By Shadrack Kavilu
KIAMAIKO, Kenya (Thomson Reuters Foundation) - Dressed in a white apron and black gum boots, 24-year-old Osman Idris waits patiently outside a Nairobi slaughterhouse as scores of customers stream past in search of fresh meat.
A delivery man, Idris is just one of many residents of Kiamaiko, a slum 12 kms northeast of the Kenyan capital, who is making a decent living from its thriving trade in goat meat.
Unlike the majority of Kenyan slums where unemployment, insecurity and crime are rife, Kiamaiko has seen more jobs and small businesses flourish as a result of the goat market.
"Most of us here depend on these slaughterhouses for a living, it's our daily hustle," said Idris, his eyes searching for clients who might need his services.
Nearly 1 billion people live in slums where their survival often depends on the informal economy - activities such as hawking clothes, food and other goods on the street that do not fully comply with tax or labor market regulations.
The United Nations says improving transport, sanitation, hospitals and schools is imperative in slums, but authorities must also work to integrate shanty towns and their informal economies into their cities.
Success will require policies to address the problems faced by slum dwellers and their businesses including a lack of documents to prove land or property ownership which allows re-sale or loans, according to a senior official at the United Nations Economic Commission for Africa (UNECA).
"Given its size and importance, the informal economy is a fundamental element of accelerating Africa's long term vision for development," said Edlam Abera Yemeru, a UNECA specialist on urbanization policies.
RISING COST OF RENT
UNECA estimates that overall nearly 70 percent of workers in sub-Saharan Africa are engaged in the informal economy.
Increasingly, African governments are exploring new ways to slash red tape and help legalize micro-businesses to give slum dwellers a legitimate income to invest and improve their lives - while creating a new taxation stream for city administrations, experts say.
Africa's population of slum dwellers is expected to rapidly increase in the coming years with United Nations projecting that around 187 million more Africans will live in cities in the next decade, boosting both formal and informal urban economies.
In Kiamaiko residents say the goat market has transformed the sprawling slum - once notorious for guns and young, violent thugs - and even attracted investment.

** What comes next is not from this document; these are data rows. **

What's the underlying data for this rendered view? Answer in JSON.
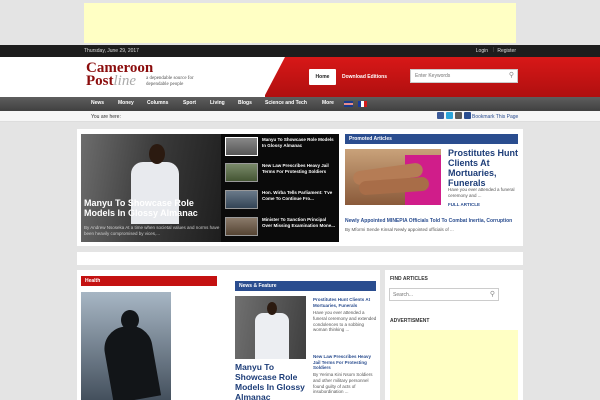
{
  "topbar": {
    "date": "Thursday, June 29, 2017",
    "login": "Login",
    "separator": "|",
    "register": "Register"
  },
  "header": {
    "logo_line1": "Cameroon",
    "logo_line2_a": "Post",
    "logo_line2_b": "line",
    "tagline": "a dependable source for dependable people",
    "home_label": "Home",
    "download_label": "Download Editions",
    "search_placeholder": "Enter Keywords"
  },
  "menu": [
    "News",
    "Money",
    "Columns",
    "Sport",
    "Living",
    "Blogs",
    "Science and Tech",
    "More"
  ],
  "breadcrumb": {
    "label": "You are here:",
    "bookmark": "Bookmark This Page"
  },
  "slider": {
    "title": "Manyu To Showcase Role Models In Glossy Almanac",
    "desc": "By Andrew Nsoseka At a time when societal values and norms have been heavily compromised by vices,...",
    "thumbs": [
      "Manyu To Showcase Role Models In Glossy Almanac",
      "New Law Prescribes Heavy Jail Terms For Protesting Soldiers",
      "Hon. Wirba Tells Parliament: 'I've Come To Continue Fro...",
      "Minister To Sanction Principal Over Missing Examination Mone..."
    ]
  },
  "promoted": {
    "header": "Promoted Articles",
    "title": "Prostitutes Hunt Clients At Mortuaries, Funerals",
    "desc": "Have you ever attended a funeral ceremony and ...",
    "full_article": "FULL ARTICLE",
    "link_title": "Newly Appointed MINEPIA Officials Told To Combat Inertia, Corruption",
    "link_desc": "By Mformi Sende Kinsal Newly appointed officials of ..."
  },
  "health": {
    "header": "Health"
  },
  "news_feature": {
    "header": "News & Feature",
    "title": "Manyu To Showcase Role Models In Glossy Almanac",
    "items": [
      {
        "title": "Prostitutes Hunt Clients At Mortuaries, Funerals",
        "desc": "Have you ever attended a funeral ceremony and extended condolences to a sobbing woman thinking ..."
      },
      {
        "title": "New Law Prescribes Heavy Jail Terms For Protesting Soldiers",
        "desc": "By Yerima Kini Nsom Soldiers and other military personnel found guilty of acts of insubordination ..."
      }
    ]
  },
  "sidebar": {
    "find_header": "FIND ARTICLES",
    "search_placeholder": "Search...",
    "ad_header": "ADVERTISMENT"
  },
  "colors": {
    "red": "#c41111",
    "blue": "#2a4d8f",
    "dark": "#1d1d1d"
  }
}
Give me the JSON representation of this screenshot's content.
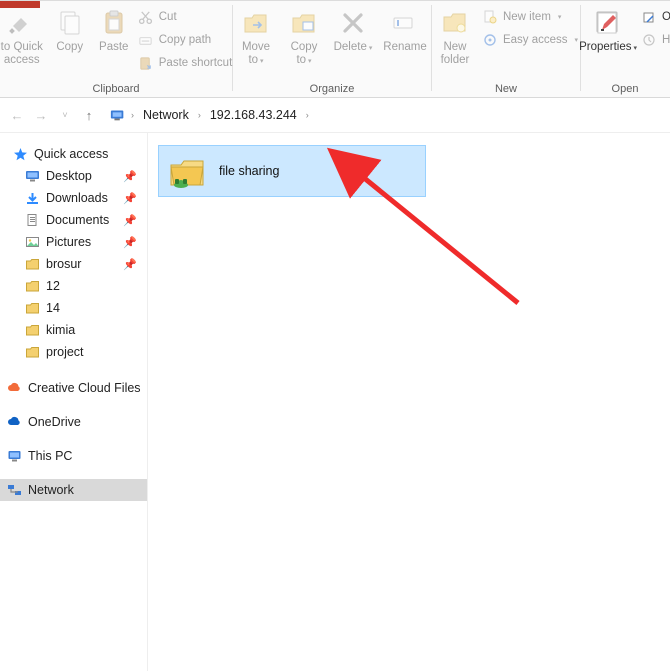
{
  "ribbon": {
    "pin_label": "to Quick access",
    "copy_label": "Copy",
    "paste_label": "Paste",
    "cut_label": "Cut",
    "copy_path_label": "Copy path",
    "paste_shortcut_label": "Paste shortcut",
    "clipboard_title": "Clipboard",
    "move_label": "Move to",
    "copy_to_label": "Copy to",
    "delete_label": "Delete",
    "rename_label": "Rename",
    "organize_title": "Organize",
    "new_folder_label": "New folder",
    "new_item_label": "New item",
    "easy_access_label": "Easy access",
    "new_title": "New",
    "properties_label": "Properties",
    "open_title": "Open",
    "side_o_label": "O",
    "side_h_label": "H"
  },
  "address": {
    "root": "Network",
    "ip": "192.168.43.244"
  },
  "sidebar": {
    "quick_access": "Quick access",
    "items": [
      {
        "label": "Desktop",
        "pinned": true
      },
      {
        "label": "Downloads",
        "pinned": true
      },
      {
        "label": "Documents",
        "pinned": true
      },
      {
        "label": "Pictures",
        "pinned": true
      },
      {
        "label": "brosur",
        "pinned": true
      },
      {
        "label": "12",
        "pinned": false
      },
      {
        "label": "14",
        "pinned": false
      },
      {
        "label": "kimia",
        "pinned": false
      },
      {
        "label": "project",
        "pinned": false
      }
    ],
    "creative_cloud": "Creative Cloud Files",
    "onedrive": "OneDrive",
    "this_pc": "This PC",
    "network": "Network"
  },
  "content": {
    "folder_name": "file sharing"
  }
}
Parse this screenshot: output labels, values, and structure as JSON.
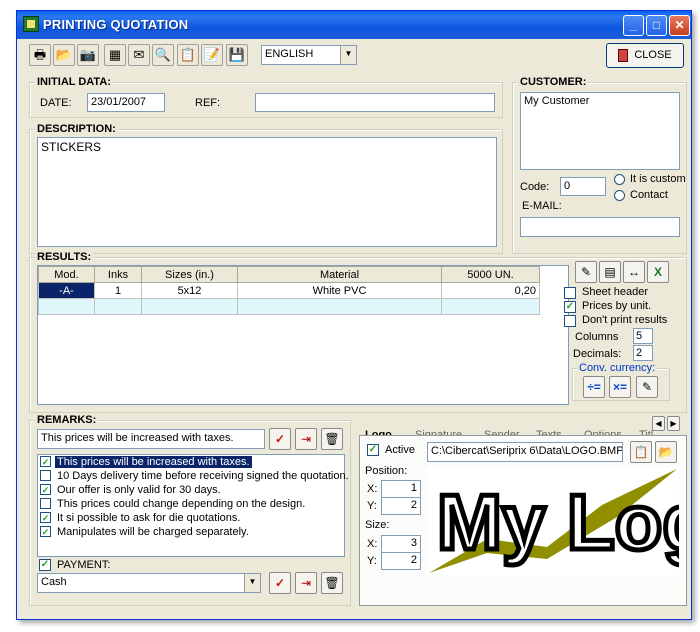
{
  "window": {
    "title": "PRINTING QUOTATION"
  },
  "toolbar": {
    "language": "ENGLISH",
    "close_label": "CLOSE"
  },
  "initial_data": {
    "title": "INITIAL DATA:",
    "date_label": "DATE:",
    "date_value": "23/01/2007",
    "ref_label": "REF:",
    "ref_value": ""
  },
  "customer": {
    "title": "CUSTOMER:",
    "name": "My Customer",
    "code_label": "Code:",
    "code_value": "0",
    "custom_label": "It is custom",
    "contact_label": "Contact",
    "email_label": "E-MAIL:",
    "email_value": ""
  },
  "description": {
    "title": "DESCRIPTION:",
    "text": "STICKERS"
  },
  "results": {
    "title": "RESULTS:",
    "columns": [
      "Mod.",
      "Inks",
      "Sizes (in.)",
      "Material",
      "5000 UN."
    ],
    "row": [
      "-A-",
      "1",
      "5x12",
      "White PVC",
      "0,20"
    ],
    "sheet_header": "Sheet header",
    "prices_by_unit": "Prices by unit.",
    "dont_print": "Don't print results",
    "columns_label": "Columns",
    "columns_value": "5",
    "decimals_label": "Decimals:",
    "decimals_value": "2",
    "conv_currency": "Conv. currency:"
  },
  "remarks": {
    "title": "REMARKS:",
    "input": "This prices will be increased with taxes.",
    "items": [
      {
        "text": "This prices will be increased with taxes.",
        "checked": true
      },
      {
        "text": "10 Days delivery time before receiving signed the quotation.",
        "checked": false
      },
      {
        "text": "Our offer is only valid for 30 days.",
        "checked": true
      },
      {
        "text": "This prices could change depending on the design.",
        "checked": false
      },
      {
        "text": "It si possible to ask for die quotations.",
        "checked": true
      },
      {
        "text": "Manipulates will be charged separately.",
        "checked": true
      }
    ],
    "payment_label": "PAYMENT:",
    "payment_value": "Cash"
  },
  "tabs": [
    "Logo",
    "Signature",
    "Sender",
    "Texts",
    "Options",
    "Titl"
  ],
  "logo": {
    "active_label": "Active",
    "path": "C:\\Cibercat\\Seriprix 6\\Data\\LOGO.BMP",
    "position_label": "Position:",
    "pos_x": "1",
    "pos_y": "2",
    "size_label": "Size:",
    "size_x": "3",
    "size_y": "2",
    "x_label": "X:",
    "y_label": "Y:",
    "image_text": "My Logo"
  },
  "colors": {
    "titlebar": "#0a5ff0",
    "selection": "#0a246a",
    "check": "#21a121",
    "delete_red": "#d01010"
  }
}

"The slum used to be very risky," Idris told the Thomson Reuters Foundation.
"I've witnessed countless muggings here before, but since the slaughterhouses started expanding they have opened up job opportunities for youths thus helping reduce cases of crime and violence."
The growth of the goat market has led to other businesses opening their doors from car wash points to barber shops, fruit and vegetable stores to money transfer services and even recreation centers, locals say.
But not all residents are happy.
In some areas, the cost of rent has soared placing pressure on poorer families to leave their neighborhoods in search of cheaper housing further away from Nairobi's peripheral settlements and potential jobs.
"We can no longer afford to pay rent here. The rent has surged ten-fold and only those that can afford a year's rent in advance are favored by the landlords," said Macharia Karanja, a mechanic who has lived in the slum for the last 10 years.
JOBS MEAN SERVICES
Karanja says he and many other young men have become trapped in a vicious cycle of low incomes and family responsibilities at a young age.
"Most of the traders in the slaughterhouse business have bought ghetto houses and converted them into two to three storey buildings which have become unaffordable," he said.
While some residents have been forced out of Kiamaiko, others like Abdul Hassan are happy wealthier new tenants can afford services such as garbage collection and security.
"At least tenants from these high-end houses don't give us headaches like those in ghettos. They are very co-operative when it comes to paying our services," said Hassan, a member of a self-help group that collects garbage in the area.
Kiamaiko's fast-growing slum economy has also started to attract investors, residents say.
"The slum has become safer, less risky and more attractive to outside investors," said John Kibichu, a beer distributor.
"The local environment has made it possible for businesses to operate 24 hours a day and traders are all keen to grab a share of the revenue generated in this slum".
(Reporting by Shadrack Kavilu, Editing by Paola Totaro and Katie Nguyen.; Please credit the Thomson Reuters Foundation, the charitable arm of Thomson Reuters, that covers humanitarian news, women's rights, trafficking, property rights and climate change. Visit news.trust.org)